(RECORD EXTRACTS):

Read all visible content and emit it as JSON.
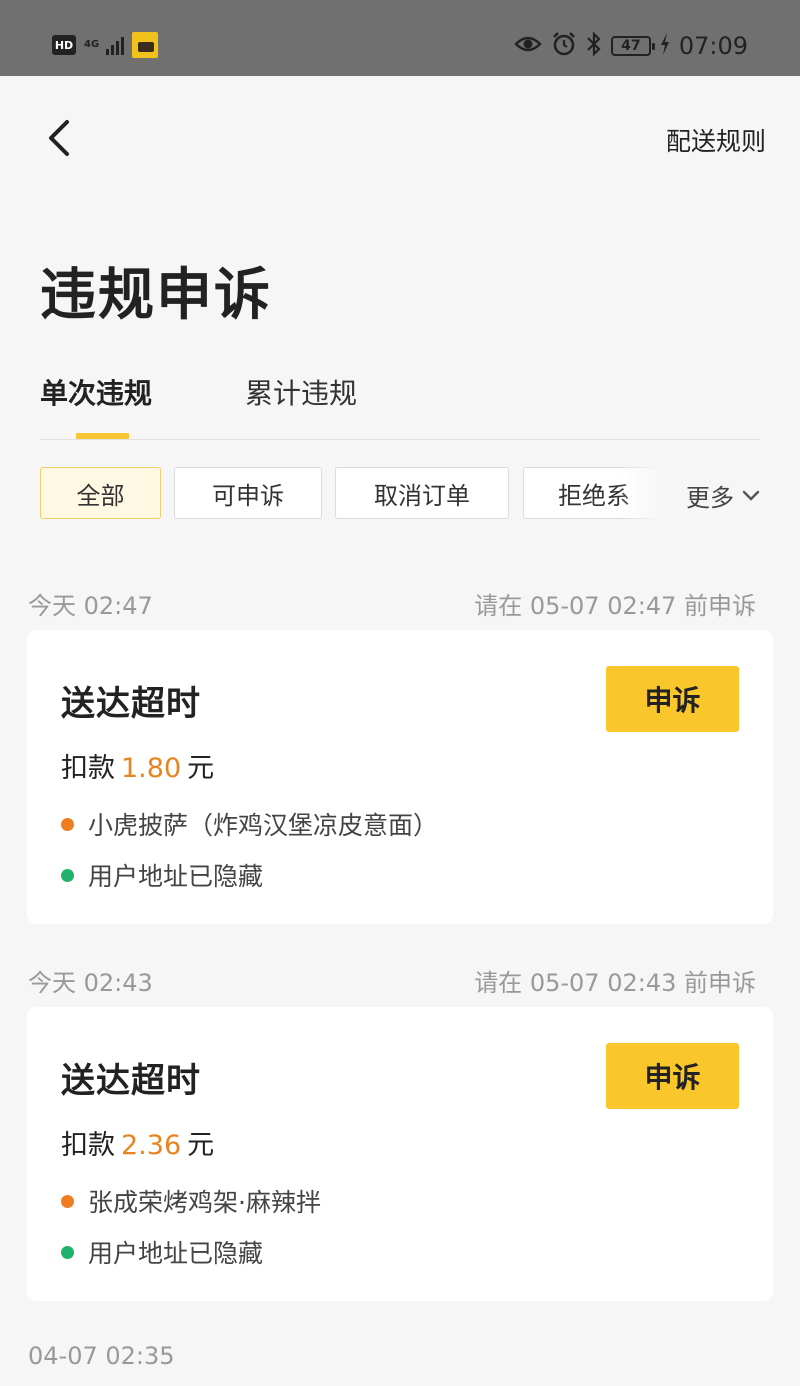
{
  "status_bar": {
    "hd": "HD",
    "network": "4G",
    "battery": "47",
    "time": "07:09"
  },
  "header": {
    "back_icon": "chevron-left-icon",
    "rules_link": "配送规则",
    "title": "违规申诉"
  },
  "tabs": [
    {
      "label": "单次违规",
      "active": true
    },
    {
      "label": "累计违规",
      "active": false
    }
  ],
  "filters": [
    {
      "label": "全部",
      "active": true
    },
    {
      "label": "可申诉",
      "active": false
    },
    {
      "label": "取消订单",
      "active": false
    },
    {
      "label": "拒绝系",
      "active": false
    }
  ],
  "more": {
    "label": "更多"
  },
  "records": [
    {
      "time": "今天 02:47",
      "deadline": "请在 05-07 02:47 前申诉",
      "type": "送达超时",
      "appeal_label": "申诉",
      "deduct_prefix": "扣款",
      "amount": "1.80",
      "unit": "元",
      "shop": "小虎披萨（炸鸡汉堡凉皮意面）",
      "address": "用户地址已隐藏"
    },
    {
      "time": "今天 02:43",
      "deadline": "请在 05-07 02:43 前申诉",
      "type": "送达超时",
      "appeal_label": "申诉",
      "deduct_prefix": "扣款",
      "amount": "2.36",
      "unit": "元",
      "shop": "张成荣烤鸡架·麻辣拌",
      "address": "用户地址已隐藏"
    },
    {
      "time": "04-07 02:35"
    }
  ],
  "colors": {
    "accent": "#f9c72c",
    "amount": "#e8841f",
    "shop_dot": "#ef7d20",
    "address_dot": "#21b16b"
  }
}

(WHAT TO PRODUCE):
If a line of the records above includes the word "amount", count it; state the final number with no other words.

(RESULT OF THE EXERCISE):
3